In Absence of Malice, the character of Jim Quinn is referred to constantly, and exclusively, as the district attorney. At the climax of the film, Quinn wonders if he ought to resign. "The President appointed you, " says the man from the Justice Department. "I ain't the one to be kicking you out." In other words, he's the United States Attorney. Did the writer not know the difference? Did someone think the audience would be confused? Sydney Pollack did not often insult our intelligence this way.

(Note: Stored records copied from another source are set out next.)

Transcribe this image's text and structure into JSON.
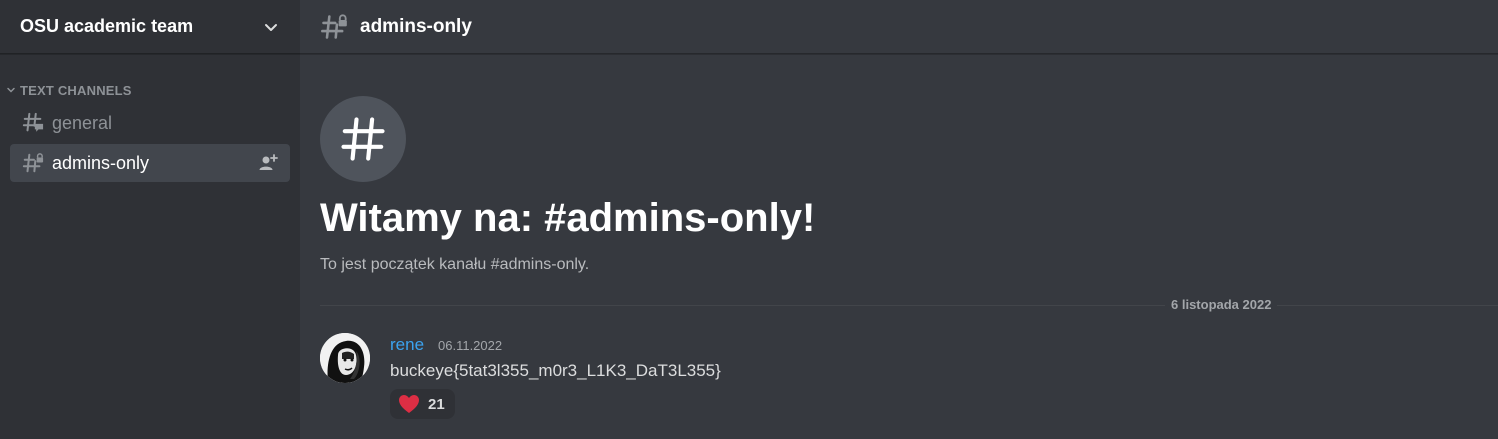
{
  "server": {
    "name": "OSU academic team",
    "menu_icon": "chevron-down-icon"
  },
  "sidebar": {
    "category": "TEXT CHANNELS",
    "channels": [
      {
        "name": "general",
        "icon": "hashtag-chat-icon",
        "active": false
      },
      {
        "name": "admins-only",
        "icon": "hashtag-lock-icon",
        "active": true,
        "action_icon": "add-member-icon"
      }
    ]
  },
  "header": {
    "channel_title": "admins-only",
    "icon": "hashtag-lock-icon"
  },
  "welcome": {
    "icon": "hashtag-icon",
    "title": "Witamy na: #admins-only!",
    "subtitle": "To jest początek kanału #admins-only."
  },
  "divider": {
    "date": "6 listopada 2022"
  },
  "messages": [
    {
      "author": "rene",
      "timestamp": "06.11.2022",
      "text": "buckeye{5tat3l355_m0r3_L1K3_DaT3L355}",
      "reaction": {
        "emoji": "heart-icon",
        "count": "21"
      }
    }
  ],
  "colors": {
    "sidebar_bg": "#2f3136",
    "main_bg": "#36393f",
    "active_channel_bg": "#42464d",
    "author_color": "#3ba3f0",
    "heart": "#dd2e44"
  }
}
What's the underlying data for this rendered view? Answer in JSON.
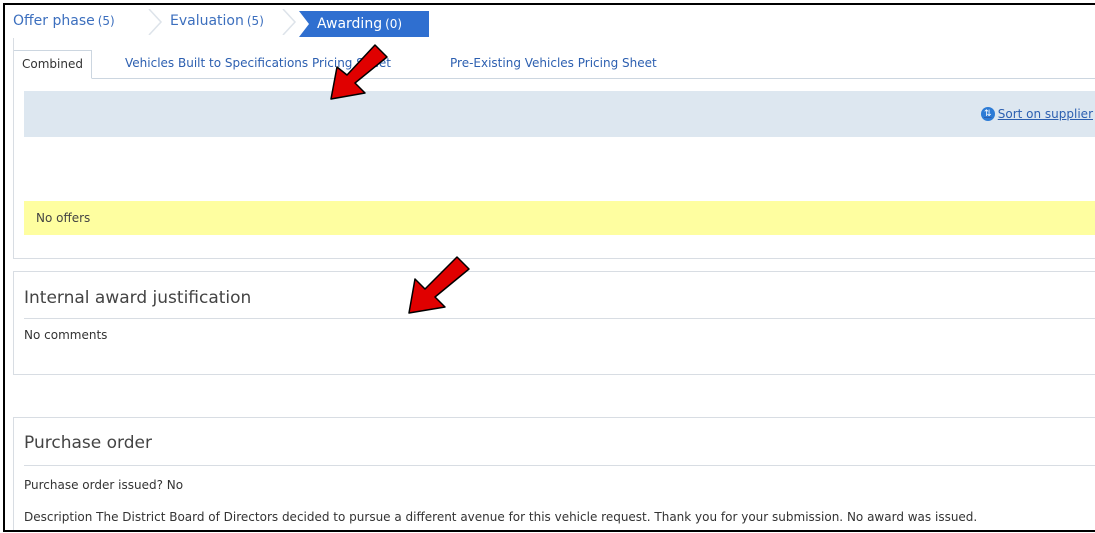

I love Casablanca, but I can't get past one line. Major Strasser dismisses Rick as "just another blundering American," to which Captain Renault responds, "I wouldn't underestimate the Americans. I was with them in 1918 when they blundered into Berlin." I can't find any evidence that American troops got anywhere near Berlin in 1918. Nor French troops, for that matter. This is sloppy even for wartime propaganda.

Don't get me started on The Untouchables.


It's August, all right?

I have heard of an entire work of art evolving from a single image. For instance, Sondheim's Follies was supposedly inspired by a photograph of Gloria Swanson standing in the ruins of a demolished theatre. Lately I have had a recurring mental image I don't quite understand. It's the Vatican, just before dawn, the sky growing gray, the faint sound of church bells. As the light comes up in the papal bedroom, the occupant of the papal bed -- a big bed, I'm guessing -- stirs restlessly. Slowly he becomes aware that he is not alone. Beside him, staining the impeccable linens with blood and grease, is the severed head of Antonin Scalia.

That's all I have.